A London-based theatre company has revealed new plans that will allow productions to be developed in an ‘intra-Covid-world’.

Histrionic Productions was started earlier in 2020, with the aim of using derelict spaces to create ‘multi-sensory theatrical experiences’, bringing a new approach to immersive theatre.

Its first show, based on George Orwell’s 1984, will implement temperature screening for Covid-19 and other hygiene measures as part of its immersive, dystopian setting. The production will be directed by Sean Holmes and designed by Jon Bausor, both Associate Creative Directors of the company.

The production was announced in early March, and is slated to open in April 2021. During lockdown, the creative team have redeveloped some of their plans for the show to ensure it can take place while an ongoing threat of Covid-19 may mean restrictions remain.

Chief Executive Adam Mckenzie Wylie said he believed the company had created solutions that would enable 1984 and the company’s future productions to incorporate social distancing and additional health and safety requirements, while encouraging audiences back to live performance.

“I can’t think of a better title to put on in an intra-Covid environment,” he said. The production takes place as a first-person experience in the dystopian setting of 1984, meaning it can incorporate “all manner of social distancing and hygiene protocols that feel very much part of the show”, Mckenzie Wylie said.

“Things like temperature screening – that is the sort of thing you might expect to happen as you approach a dystopian workplace like the Ministry of Truth…

“Hopefully, people won’t notice the difference between having their temperature measured because we want to weed them out if they’ve got coronavirus and give them a refund, or they’re being monitored as they’re walking into Air Strip One,” he said adding that he hoped the two things would “merge together seamlessly within the narrative”.

“We’re running multiple shows an hour to eliminate queues and we’re dealing with acres of space as opposed to the traditional square footage of a proscenium-arch theatre. A lot of the action takes place outside, so we have that benefit as well,” he said.

Mckenzie Wylie said he believe that social distancing in some capacity will be around ‘for quite a long time’, meaning that planning and implementing a format that takes this into account allows him to plan shows from 2021.

Wylie said: “If there is a silver lining it is that we can really start to get excited about bringing a big show back to London at a time when there is a lot of doom and gloom, and we’d like to be seen as part of the vanguard who can stage new and exiting work that helps the theatrical economy get back on its feet.”

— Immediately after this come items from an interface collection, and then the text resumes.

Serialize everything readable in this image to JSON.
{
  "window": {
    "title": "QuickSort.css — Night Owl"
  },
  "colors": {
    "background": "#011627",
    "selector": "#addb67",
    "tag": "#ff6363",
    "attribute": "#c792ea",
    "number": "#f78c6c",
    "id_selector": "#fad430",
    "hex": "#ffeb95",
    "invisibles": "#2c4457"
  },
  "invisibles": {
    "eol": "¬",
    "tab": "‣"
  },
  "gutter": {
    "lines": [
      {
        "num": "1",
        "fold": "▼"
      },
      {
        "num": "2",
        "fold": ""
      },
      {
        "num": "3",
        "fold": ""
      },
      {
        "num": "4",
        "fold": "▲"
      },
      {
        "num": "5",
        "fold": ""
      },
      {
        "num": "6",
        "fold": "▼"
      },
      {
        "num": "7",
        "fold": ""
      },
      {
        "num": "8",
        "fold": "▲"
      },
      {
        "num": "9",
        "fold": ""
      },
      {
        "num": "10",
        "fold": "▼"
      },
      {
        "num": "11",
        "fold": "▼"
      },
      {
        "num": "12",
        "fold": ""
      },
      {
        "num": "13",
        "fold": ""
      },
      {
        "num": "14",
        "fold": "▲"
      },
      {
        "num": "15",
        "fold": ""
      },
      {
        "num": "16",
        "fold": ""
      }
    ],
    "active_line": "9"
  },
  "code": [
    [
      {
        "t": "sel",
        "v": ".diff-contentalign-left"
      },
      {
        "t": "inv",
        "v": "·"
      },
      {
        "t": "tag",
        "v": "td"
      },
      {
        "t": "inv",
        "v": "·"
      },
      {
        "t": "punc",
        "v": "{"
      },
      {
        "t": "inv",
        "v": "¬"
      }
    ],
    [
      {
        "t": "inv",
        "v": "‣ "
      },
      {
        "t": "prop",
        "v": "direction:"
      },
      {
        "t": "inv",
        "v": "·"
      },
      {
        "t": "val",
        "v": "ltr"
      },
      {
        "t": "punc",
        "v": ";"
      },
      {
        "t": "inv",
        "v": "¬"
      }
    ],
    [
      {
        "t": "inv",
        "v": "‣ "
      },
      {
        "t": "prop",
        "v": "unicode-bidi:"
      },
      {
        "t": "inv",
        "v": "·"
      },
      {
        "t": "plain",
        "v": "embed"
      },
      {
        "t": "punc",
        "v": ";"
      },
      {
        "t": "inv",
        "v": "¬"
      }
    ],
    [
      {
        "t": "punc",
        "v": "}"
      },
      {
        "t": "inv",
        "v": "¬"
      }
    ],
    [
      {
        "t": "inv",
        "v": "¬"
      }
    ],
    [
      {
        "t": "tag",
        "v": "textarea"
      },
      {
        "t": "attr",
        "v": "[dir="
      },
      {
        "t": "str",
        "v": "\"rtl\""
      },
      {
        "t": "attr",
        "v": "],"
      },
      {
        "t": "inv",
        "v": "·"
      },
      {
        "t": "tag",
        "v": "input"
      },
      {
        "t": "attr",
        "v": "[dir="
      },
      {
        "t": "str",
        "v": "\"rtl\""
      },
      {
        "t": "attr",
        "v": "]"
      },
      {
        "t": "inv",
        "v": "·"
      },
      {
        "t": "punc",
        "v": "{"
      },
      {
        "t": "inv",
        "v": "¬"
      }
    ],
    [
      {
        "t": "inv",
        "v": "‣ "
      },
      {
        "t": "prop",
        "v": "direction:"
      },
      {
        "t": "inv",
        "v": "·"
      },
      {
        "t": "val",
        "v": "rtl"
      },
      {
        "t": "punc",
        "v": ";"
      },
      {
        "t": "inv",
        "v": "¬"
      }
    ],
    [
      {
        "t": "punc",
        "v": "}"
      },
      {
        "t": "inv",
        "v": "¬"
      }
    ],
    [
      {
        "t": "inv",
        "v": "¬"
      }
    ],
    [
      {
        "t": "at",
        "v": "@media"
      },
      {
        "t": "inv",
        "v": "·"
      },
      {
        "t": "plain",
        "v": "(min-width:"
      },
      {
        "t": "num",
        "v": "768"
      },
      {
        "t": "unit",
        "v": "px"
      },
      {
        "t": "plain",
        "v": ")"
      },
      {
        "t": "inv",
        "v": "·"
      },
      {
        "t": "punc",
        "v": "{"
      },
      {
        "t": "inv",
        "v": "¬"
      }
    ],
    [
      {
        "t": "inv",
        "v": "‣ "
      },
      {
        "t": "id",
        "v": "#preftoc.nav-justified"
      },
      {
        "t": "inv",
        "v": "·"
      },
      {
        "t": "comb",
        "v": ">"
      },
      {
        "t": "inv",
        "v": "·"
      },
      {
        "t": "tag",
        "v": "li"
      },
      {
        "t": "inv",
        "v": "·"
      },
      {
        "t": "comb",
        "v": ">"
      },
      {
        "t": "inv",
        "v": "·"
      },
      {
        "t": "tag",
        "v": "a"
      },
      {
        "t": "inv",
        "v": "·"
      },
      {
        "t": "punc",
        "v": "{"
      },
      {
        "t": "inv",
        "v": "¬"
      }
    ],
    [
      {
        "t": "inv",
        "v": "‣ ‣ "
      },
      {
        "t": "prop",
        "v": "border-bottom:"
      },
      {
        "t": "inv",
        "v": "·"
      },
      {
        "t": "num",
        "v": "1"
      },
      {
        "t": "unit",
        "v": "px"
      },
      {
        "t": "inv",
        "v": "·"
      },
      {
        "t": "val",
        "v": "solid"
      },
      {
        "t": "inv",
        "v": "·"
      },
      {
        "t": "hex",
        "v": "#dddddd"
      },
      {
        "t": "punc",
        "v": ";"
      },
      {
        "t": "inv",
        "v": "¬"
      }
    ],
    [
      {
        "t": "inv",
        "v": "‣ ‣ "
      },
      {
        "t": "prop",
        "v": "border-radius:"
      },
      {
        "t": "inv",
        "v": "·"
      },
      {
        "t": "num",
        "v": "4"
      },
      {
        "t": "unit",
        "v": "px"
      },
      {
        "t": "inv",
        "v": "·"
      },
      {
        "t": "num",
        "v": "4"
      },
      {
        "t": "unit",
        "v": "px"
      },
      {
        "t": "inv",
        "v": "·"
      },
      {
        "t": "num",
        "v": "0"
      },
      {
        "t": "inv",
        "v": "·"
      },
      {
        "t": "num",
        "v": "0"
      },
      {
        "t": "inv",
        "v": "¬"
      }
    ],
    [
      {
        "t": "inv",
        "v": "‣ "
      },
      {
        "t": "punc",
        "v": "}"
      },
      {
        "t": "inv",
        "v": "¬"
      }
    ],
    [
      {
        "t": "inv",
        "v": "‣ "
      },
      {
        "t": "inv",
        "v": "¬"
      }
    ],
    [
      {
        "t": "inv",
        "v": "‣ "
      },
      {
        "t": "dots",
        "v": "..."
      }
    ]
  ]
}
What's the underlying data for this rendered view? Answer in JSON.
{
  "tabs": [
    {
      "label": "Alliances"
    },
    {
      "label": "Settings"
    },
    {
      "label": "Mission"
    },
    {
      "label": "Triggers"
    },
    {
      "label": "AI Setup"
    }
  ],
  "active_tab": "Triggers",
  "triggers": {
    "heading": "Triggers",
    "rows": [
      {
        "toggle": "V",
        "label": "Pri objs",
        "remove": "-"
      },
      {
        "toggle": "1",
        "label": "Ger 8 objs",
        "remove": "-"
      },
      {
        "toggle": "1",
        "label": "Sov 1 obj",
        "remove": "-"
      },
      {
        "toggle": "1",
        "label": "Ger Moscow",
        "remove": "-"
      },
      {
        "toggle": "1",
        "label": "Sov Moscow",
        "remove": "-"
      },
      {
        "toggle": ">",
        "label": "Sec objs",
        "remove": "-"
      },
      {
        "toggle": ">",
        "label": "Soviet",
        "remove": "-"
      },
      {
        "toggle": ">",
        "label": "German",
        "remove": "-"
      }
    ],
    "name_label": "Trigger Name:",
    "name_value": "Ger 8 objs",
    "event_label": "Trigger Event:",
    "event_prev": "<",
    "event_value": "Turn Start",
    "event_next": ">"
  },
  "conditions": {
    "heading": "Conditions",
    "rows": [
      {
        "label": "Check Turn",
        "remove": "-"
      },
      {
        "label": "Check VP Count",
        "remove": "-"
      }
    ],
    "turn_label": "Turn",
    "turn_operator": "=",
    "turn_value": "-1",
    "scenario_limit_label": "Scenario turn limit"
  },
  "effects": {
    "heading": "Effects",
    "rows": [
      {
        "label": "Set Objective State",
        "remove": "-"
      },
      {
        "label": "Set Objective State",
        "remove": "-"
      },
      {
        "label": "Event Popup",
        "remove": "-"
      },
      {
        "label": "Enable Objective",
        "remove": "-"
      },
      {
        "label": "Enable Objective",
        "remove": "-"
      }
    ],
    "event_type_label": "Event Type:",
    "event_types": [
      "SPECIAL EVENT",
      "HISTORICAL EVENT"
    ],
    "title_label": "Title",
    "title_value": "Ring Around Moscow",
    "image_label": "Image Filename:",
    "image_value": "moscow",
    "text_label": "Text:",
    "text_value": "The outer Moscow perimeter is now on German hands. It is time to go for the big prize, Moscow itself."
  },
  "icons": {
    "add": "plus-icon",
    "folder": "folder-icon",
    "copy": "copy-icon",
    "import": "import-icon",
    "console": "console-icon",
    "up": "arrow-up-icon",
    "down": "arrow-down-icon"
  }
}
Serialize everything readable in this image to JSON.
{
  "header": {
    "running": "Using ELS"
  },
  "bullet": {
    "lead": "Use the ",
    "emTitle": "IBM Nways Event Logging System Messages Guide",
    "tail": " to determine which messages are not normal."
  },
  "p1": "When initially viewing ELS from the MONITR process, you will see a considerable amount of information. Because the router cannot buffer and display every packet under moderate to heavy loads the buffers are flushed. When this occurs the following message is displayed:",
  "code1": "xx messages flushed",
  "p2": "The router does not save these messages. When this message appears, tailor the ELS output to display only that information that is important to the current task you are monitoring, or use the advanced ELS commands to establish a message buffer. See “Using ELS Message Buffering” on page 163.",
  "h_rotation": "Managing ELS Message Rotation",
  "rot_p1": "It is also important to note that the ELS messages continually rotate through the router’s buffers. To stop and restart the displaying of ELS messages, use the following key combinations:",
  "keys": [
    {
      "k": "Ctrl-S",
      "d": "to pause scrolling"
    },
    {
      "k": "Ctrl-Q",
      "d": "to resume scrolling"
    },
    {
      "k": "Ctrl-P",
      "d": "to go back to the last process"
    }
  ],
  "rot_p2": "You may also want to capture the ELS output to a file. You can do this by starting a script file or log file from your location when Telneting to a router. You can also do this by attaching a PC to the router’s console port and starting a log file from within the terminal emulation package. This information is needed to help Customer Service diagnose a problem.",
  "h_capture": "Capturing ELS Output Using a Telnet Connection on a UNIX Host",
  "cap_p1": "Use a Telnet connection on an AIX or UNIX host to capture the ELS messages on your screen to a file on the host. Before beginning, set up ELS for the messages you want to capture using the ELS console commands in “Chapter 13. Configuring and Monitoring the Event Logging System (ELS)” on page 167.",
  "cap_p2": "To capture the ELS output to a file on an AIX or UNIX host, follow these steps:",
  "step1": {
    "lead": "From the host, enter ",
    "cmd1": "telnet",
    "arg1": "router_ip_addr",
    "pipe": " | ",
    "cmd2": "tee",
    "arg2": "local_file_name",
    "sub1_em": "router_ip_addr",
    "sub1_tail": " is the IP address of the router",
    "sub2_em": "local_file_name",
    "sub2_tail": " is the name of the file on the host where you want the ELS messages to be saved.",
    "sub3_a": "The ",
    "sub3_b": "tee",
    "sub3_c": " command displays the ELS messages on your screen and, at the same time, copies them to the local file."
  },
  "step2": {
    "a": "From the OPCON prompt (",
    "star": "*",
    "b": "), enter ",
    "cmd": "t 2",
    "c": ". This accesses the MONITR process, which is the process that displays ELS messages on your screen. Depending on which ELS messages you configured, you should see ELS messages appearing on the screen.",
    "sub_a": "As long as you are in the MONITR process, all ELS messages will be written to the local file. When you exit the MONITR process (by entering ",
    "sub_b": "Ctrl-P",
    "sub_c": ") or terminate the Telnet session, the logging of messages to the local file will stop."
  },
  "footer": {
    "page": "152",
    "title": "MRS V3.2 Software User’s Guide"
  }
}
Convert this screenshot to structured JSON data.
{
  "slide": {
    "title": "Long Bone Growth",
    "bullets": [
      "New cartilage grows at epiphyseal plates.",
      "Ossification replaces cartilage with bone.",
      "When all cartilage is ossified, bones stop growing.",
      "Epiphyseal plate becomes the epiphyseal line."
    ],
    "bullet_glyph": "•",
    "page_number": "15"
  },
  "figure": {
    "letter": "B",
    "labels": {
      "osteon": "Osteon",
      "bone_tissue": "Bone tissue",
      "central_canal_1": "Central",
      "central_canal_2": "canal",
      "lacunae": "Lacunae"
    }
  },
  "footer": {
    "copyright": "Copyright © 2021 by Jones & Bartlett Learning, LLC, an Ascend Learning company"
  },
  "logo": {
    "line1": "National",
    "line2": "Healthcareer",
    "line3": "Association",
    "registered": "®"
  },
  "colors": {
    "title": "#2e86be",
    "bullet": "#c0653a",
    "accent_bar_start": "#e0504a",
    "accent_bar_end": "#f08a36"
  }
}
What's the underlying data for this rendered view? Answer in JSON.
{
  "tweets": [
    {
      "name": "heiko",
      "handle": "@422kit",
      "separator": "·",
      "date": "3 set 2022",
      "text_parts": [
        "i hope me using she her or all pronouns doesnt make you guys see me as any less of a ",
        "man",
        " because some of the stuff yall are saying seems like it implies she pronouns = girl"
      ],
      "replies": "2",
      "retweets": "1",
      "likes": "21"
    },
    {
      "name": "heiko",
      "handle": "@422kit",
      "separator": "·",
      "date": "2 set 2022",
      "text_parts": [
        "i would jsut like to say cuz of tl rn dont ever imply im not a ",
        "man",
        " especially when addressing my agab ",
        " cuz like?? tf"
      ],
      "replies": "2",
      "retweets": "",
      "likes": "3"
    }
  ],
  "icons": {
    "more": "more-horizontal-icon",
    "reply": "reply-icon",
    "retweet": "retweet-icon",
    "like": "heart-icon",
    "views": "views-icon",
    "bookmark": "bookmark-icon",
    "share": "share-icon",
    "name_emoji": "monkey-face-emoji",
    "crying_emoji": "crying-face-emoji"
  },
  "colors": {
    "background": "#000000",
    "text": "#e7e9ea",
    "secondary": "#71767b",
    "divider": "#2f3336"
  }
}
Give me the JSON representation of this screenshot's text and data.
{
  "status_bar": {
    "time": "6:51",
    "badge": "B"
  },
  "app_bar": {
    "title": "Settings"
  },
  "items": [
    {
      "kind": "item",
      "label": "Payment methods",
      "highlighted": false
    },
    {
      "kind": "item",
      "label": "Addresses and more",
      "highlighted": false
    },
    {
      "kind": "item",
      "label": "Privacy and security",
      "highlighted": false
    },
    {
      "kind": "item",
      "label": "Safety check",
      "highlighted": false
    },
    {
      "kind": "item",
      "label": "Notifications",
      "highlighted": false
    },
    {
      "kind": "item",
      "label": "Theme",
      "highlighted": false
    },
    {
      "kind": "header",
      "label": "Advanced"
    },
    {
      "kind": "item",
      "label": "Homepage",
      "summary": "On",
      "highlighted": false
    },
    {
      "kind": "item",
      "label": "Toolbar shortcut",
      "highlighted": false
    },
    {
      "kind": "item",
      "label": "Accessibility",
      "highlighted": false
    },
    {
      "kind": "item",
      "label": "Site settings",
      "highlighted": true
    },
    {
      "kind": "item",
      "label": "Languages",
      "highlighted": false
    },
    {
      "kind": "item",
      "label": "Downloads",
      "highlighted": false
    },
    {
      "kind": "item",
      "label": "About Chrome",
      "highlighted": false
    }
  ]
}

He also acknowledged the likelihood that audiences will be hesitant to return following lockdown, and said he hoped Histrionic Productions’ shows would pave the way for audiences to feel comfortable returning to traditional theatre.

“We have a responsibility to show people it’s okay to come back to live performance again, to start buying tickets again and to start socialising again. We always wanted to grow the [theatre] market, not cannibalise it, and that responsibility sits more personally on our shoulders now. We really do have a responsibility to fill the gap,” he said.